WHAT TO WORK ON:
Scan the records below, and wherever a line has the word "icon", pull it out.

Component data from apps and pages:
== Segment start ==
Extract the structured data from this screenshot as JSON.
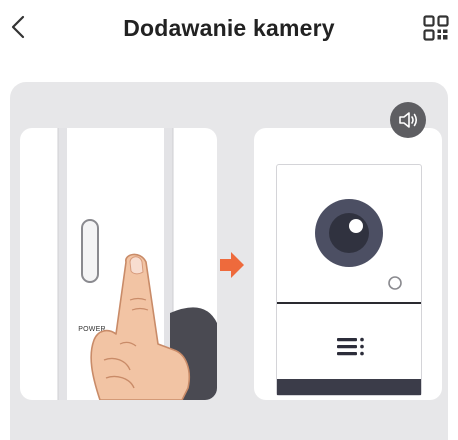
{
  "header": {
    "title": "Dodawanie kamery",
    "back_icon": "chevron-left-icon",
    "scan_icon": "qr-code-scan-icon"
  },
  "illustration": {
    "power_label": "POWER",
    "sound_icon": "speaker-icon",
    "arrow_icon": "arrow-right-icon",
    "accent_color": "#ee6a3c",
    "background_color": "#e7e7e9",
    "sound_button_color": "#5e5e62"
  }
}
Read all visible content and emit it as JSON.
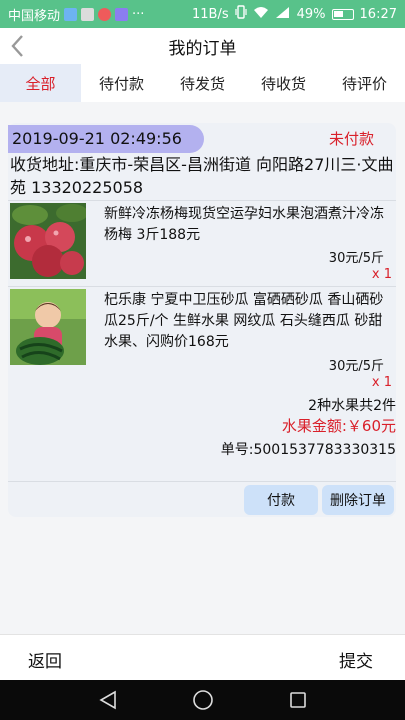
{
  "status_bar": {
    "carrier": "中国移动",
    "more": "···",
    "speed": "11B/s",
    "network": "4G",
    "battery": "49%",
    "time": "16:27"
  },
  "header": {
    "title": "我的订单",
    "back_icon": "back-arrow-icon"
  },
  "tabs": [
    {
      "label": "全部",
      "active": true
    },
    {
      "label": "待付款",
      "active": false
    },
    {
      "label": "待发货",
      "active": false
    },
    {
      "label": "待收货",
      "active": false
    },
    {
      "label": "待评价",
      "active": false
    }
  ],
  "order": {
    "datetime": "2019-09-21 02:49:56",
    "status": "未付款",
    "address": "收货地址:重庆市-荣昌区-昌洲街道 向阳路27川三·文曲苑 13320225058",
    "items": [
      {
        "name": "新鲜冷冻杨梅现货空运孕妇水果泡酒煮汁冷冻杨梅 3斤188元",
        "price": "30元/5斤",
        "qty": "x 1"
      },
      {
        "name": "杞乐康 宁夏中卫压砂瓜 富硒硒砂瓜 香山硒砂瓜25斤/个 生鲜水果 网纹瓜 石头缝西瓜 砂甜水果、闪购价168元",
        "price": "30元/5斤",
        "qty": "x 1"
      }
    ],
    "summary": "2种水果共2件",
    "amount_label": "水果金额:",
    "amount": "￥60元",
    "order_no": "单号:5001537783330315",
    "buttons": {
      "pay": "付款",
      "delete": "删除订单"
    }
  },
  "bottom_bar": {
    "back": "返回",
    "submit": "提交"
  },
  "colors": {
    "accent_red": "#d9202a",
    "status_bar": "#58c28a",
    "date_chip": "#b3b1ef",
    "button_bg": "#cde1f9",
    "active_tab_bg": "#e6ecf7"
  }
}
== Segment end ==
SOLUTION TO THIS TASK:
    "back_icon": "chevron-left-icon",
    "scan_icon": "qr-code-scan-icon"
    "sound_icon": "speaker-icon",
    "arrow_icon": "arrow-right-icon",
    "back_icon": "back-arrow-icon"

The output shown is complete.